Puente La Reina offers a range of attractions for visitors to enjoy. One of the most notable is the 11th-century Romanesque bridge that gives the town its name. The bridge is an iconic landmark on the Camino de Santiago and has been the subject of many paintings and photographs over the years. Visitors can walk across the bridge and take in the beautiful views of the surrounding landscapes and the town center.
The town’s historic center is another must-visit attraction, characterized by narrow streets, traditional buildings, and beautiful architecture. Visitors can explore the many shops, restaurants, and cafes in the town center, which offer a range of local specialties and traditional cuisine. The Church of Santiago is another notable landmark, a beautiful Romanesque church that dates back to the 12th century and features stunning stonework and intricate carvings.
Another interesting attraction in Puente La Reina is the Pilgrim’s Fountain, a beautiful fountain that was built in the 17th century to provide water to weary pilgrims. The fountain is located in the town square and features a statue of Saint James, the patron saint of the Camino de Santiago.
As a stop on the Camino de Santiago pilgrimage route, Puente La Reina offers a range of services and amenities for pilgrims. Accommodation options include hostels, hotels, and private rooms, with many specifically catering to pilgrims. Visitors can also find restaurants and cafes serving traditional cuisine, shops selling souvenirs and other essentials, and medical facilities and pharmacies.
One of the most interesting Camino-related services in Puente La Reina is the Pilgrim’s Office, which provides information and assistance to pilgrims on the Camino de Santiago. The office can help with everything from obtaining the Pilgrim’s Passport to arranging transportation and accommodation along the route.
Festivals and Events
Puente La Reina is known for its lively festivals and events, which take place throughout the year. One of the most popular is the annual Medieval Fair, a three-day event that celebrates the town’s cultural heritage and features reenactments, markets, and live music. The fair takes place in early September and attracts visitors from all over the region.

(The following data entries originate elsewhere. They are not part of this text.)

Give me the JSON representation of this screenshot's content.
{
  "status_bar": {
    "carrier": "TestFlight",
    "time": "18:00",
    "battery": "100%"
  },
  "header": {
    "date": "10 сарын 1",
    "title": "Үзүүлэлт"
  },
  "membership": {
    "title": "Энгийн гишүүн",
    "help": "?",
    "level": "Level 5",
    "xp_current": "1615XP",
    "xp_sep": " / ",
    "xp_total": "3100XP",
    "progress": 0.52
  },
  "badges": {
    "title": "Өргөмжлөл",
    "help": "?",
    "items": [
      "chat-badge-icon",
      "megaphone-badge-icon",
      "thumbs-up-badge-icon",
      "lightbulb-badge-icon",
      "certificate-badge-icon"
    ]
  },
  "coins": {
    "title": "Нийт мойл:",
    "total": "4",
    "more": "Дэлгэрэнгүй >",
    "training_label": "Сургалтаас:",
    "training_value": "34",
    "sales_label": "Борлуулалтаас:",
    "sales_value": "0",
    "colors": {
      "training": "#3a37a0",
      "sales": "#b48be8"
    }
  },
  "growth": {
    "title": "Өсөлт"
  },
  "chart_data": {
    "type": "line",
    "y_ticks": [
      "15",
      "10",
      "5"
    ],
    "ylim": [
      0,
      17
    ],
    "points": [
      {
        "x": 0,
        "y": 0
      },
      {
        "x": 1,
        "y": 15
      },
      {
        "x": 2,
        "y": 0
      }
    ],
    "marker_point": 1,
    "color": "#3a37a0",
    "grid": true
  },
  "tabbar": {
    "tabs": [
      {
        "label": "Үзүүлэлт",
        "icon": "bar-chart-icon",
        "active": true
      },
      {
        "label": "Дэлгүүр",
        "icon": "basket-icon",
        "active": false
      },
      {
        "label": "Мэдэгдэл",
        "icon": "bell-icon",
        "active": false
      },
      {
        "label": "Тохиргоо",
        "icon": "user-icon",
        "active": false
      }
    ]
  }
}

Another popular event in Puente La Reina is the Fiesta de San Pedro, a religious festival that takes place in late June. The festival features a procession, live music, and a range of traditional activities and celebrations.

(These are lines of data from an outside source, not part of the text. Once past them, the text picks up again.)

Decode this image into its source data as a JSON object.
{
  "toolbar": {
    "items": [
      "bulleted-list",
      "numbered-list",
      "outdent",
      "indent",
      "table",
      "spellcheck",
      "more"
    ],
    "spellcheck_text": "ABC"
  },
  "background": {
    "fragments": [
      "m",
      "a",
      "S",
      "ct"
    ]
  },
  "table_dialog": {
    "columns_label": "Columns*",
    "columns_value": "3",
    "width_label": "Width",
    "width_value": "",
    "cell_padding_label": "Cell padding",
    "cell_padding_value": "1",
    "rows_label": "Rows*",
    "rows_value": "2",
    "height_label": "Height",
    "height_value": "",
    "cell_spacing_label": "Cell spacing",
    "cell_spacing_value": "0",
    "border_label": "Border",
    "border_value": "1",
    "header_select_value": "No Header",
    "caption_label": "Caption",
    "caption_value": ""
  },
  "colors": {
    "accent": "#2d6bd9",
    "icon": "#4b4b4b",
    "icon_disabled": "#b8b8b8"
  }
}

Puente La Reina is a beautiful and historically rich town that serves as an important stop on the Camino de Santiago pilgrimage route. Its location on the Arga River, range of attractions, and variety of services make it a popular destination for visitors. Whether you are a pilgrim embarking on the Camino or a tourist exploring the region, Puente La Reina is a town worth visiting. The combination of stunning natural scenery, historical significance, and cultural attractions make it a unique and memorable destination.